With starting running back Damien Harris leading off all drills as he has all summer, fourth-round pick Rhamondre Stevenson was the next man up with Michel now in LA. The Patriots are showing their faith in Stevenson by dealing Michel, making the rookie the top backup to Harris in the early-down back role. There’s good reason to believe in Stevenson’s talent. He leads all ball carriers with 140 yards after contact and 12 forced missed tackles in the preseason. Plus, the Oklahoma product had a nice blitz pickup in Wednesday’s practice that highlighted his strengths in a critical area of the game for Patriots running backs.
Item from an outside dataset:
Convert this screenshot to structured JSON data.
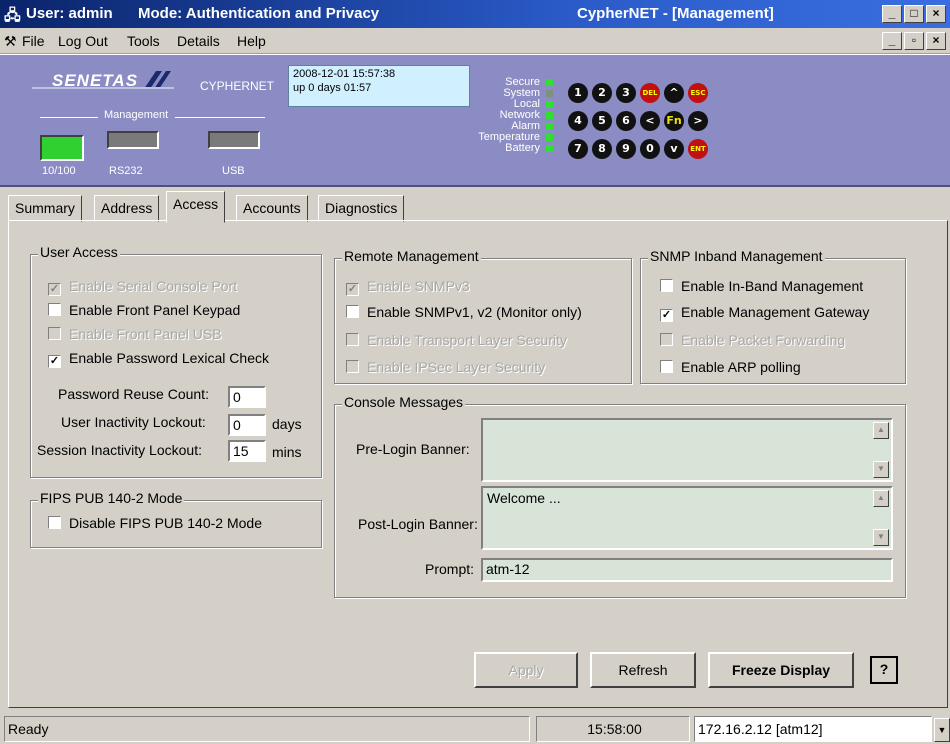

Harris will get the lion’s share of the carries this season, but Stevenson is trending towards the rare running back in New England who makes an impact in his first season with the team.
3. Patriots Defensive Front Confuses Giants O-Line, QB Daniel Jones
The Pats defense also won the day in the first joint practice session. Starting quarterback Daniel Jones had more scrambles (three) than completions of ten-plus yards in the air (two), while New England’s pass-rush was extremely effective. On several occasions, Jones was forced off his spot by unblocked blitzers, as the Giants struggled all morning to pick up multiple pressure looks by the Patriots. I counted at least four free runs at the QB for Dont’a Hightower (two), Kyle Van Noy, and Chase Winovich. At times, it felt like the Giants’ linemen had no idea where the Pats’ rushers were coming from, which was probably a beautiful sight to head coach Bill Belichick. Belichick’s defenses are at their best when they’re confusing the opposition, and Jones struggled to read downfield coverage while the O-Line couldn’t find the pass rushers.
4. WR Gunner Olszewski, OT Yodny Cajuste Take Advantage of Injuries
Another notable development in Wednesday’s practice was an increased workload for Olszewski and Cajuste. With N’Keal Harry’s absence and Nelson Agholor’s early departure, the Patriots turned to Olszewski to work with the starting offense. He caught two passes from Jones in 11-on-11s, including a touchdown near the goal line on the Pats’ juke series (in-cut). Olszewski’s separation skills at the top of routes are improving, and Jones is working efficiently with him on those option-style patterns. As for Cajuste, starting left tackle Isaiah Wynn left practice early, which opened the door for the third-year tackle to rep with the starting O-Line. Cajuste is making a strong impression in joint practices and last Thursday night’s preseason victory over the Eagles. There’s good reason now to think Cajuste will make the 53-man roster.
5. WR Jakobi Meyers Stays Hot With Another Strong Practice
After catching six of seven targets in Tuesday’s practice, Meyers caught four more balls against the Giants defense and drew a defensive holding penalty. Meyers’s quickness and intelligence running routes are his hallmarks, but he’s flashing excellent high-point skills down the field this summer. The Pats wideout has strong hands at the catch point, making fighting through contact and elevating above the defense look natural.
6. DL Christian Barmore, LB Chase Winovich Have Dominant 1-on-1 Reps
The Patriots’ offensive line found themselves in a legitimate scrap with the Giants’ pass rushers on one side of the field after a fight broke out and caused a giant pile-up. But on the other side of the field, rookie Christian Barmore dusted the Giants’ interior line with inside counters, while Chase Winovich’s speed rush was too much for New York’s tackles. Both Barmore and Winovich shine when they’re rushing the passer.